Nathalie Djurberg describes her work as ‘fairy tales gone mad’. Her characters, human and animal archetypes from fables and other narratives designed for children, often inhabit enchanted forests and magic mountains, coupling and devouring each other before switching roles. Like novelist Angela Carter, the Swedish duo of Djurberg and Hans Berg effectively takes myth, fairy tale and traditional text and re-write it. Carter, however, preserved key elements of the narratives she worked with and altered meaning through feminist critique and irony, while Djurberg & Berg warp narrative to reveal buried perversions. Their current exhibition at Lisson Gallery, ‘Who am I to Judge, or, It Must be Something Delicious’ presents three short films. The works address desire and its excesses through the comically innocent medium of stop-motion claymation.
Despite their childhood aesthetics, Djurberg & Berg’s films are far from gentle. The first two films of the trilogy – ‘Delights of an Undirected Mind’ (2016) and ‘Worship’ (2016) – begin simply enough. In the first, a young girl is tucked into bed and dreams of the secret life of her stuffed toys. In the second, hip-hop dancers caress their velour and silk clad bodies. As the music picks up, the shots begin to quickly flicker between different scenes, creating a feverish, amplifying echo. The girl’s dream flashes between shots of animals suggestively engaging in childish activities until it becomes exhaustingly orgiastic.
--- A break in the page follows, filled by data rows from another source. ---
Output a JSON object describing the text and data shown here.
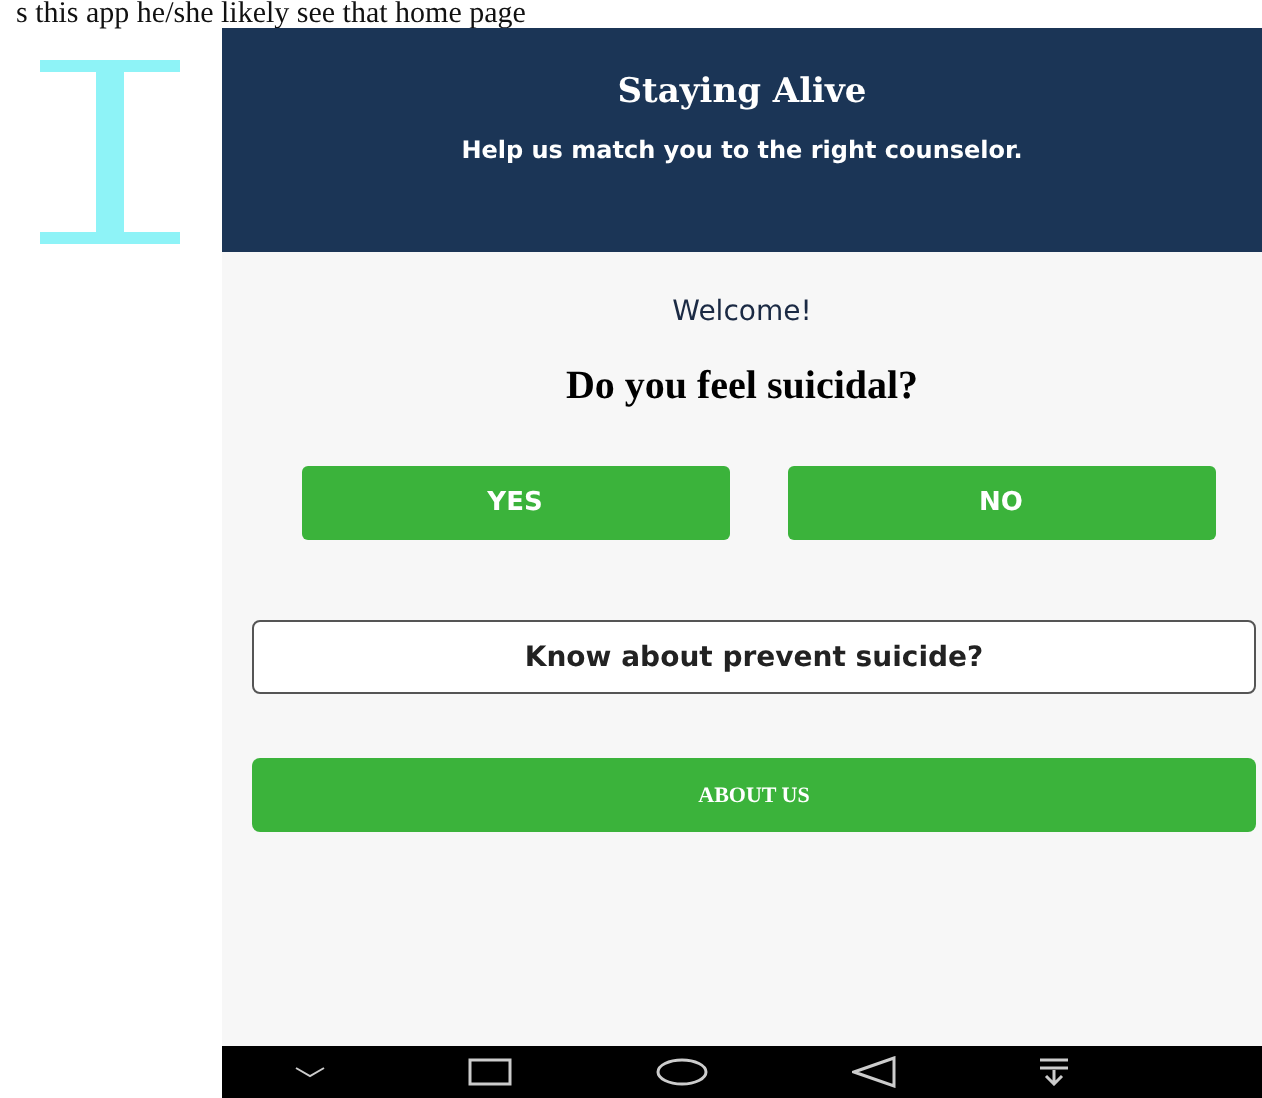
{
  "caption": "s this app he/she likely see that home page",
  "header": {
    "title": "Staying Alive",
    "subtitle": "Help us match you to the right counselor."
  },
  "welcome": "Welcome!",
  "question": "Do you feel suicidal?",
  "answer_buttons": [
    "YES",
    "NO"
  ],
  "info_button": "Know about prevent suicide?",
  "about_button": "ABOUT US"
}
The dancers furiously rub their bodies against increasingly absurd fetishes, seamlessly switching from motorcycles, fur rugs and gargantuan, peeled bananas to hard, bedazzled Popsicles, gasping, sequined fish, and tumescent aubergines on wheels. The films’ intensifying maniacal repetitions, almost violent in their excess, evoke the Marquis de Sade’s endless lists of sexual fantasies and the compulsiveness of sexual thought.
‘The Other Side of the Moon’ (2017) comes as a respite, with its decipherable narrative and atmospheric crystalline music. While the first films address manifestations of desire, the last focuses on how it arises. A pig fantasises about a treasure hidden in an inaccessible house. Perhaps it is a cake, he ponders, or a sweet. But what if it is shameful, he anxiously continues, or disgraceful. The treasure, it turns out, has melted, and the pig is inconsolable. A twirling moon, its ass protruding like a rutting baboon’s, gleeful tells him to lick his lollipop and forget all about it. Djurberg & Berg’s trilogy does not have the happy resolutions of fairy tales. Instead, it suggests a beginning, just before the trilogy repeats itself, once again.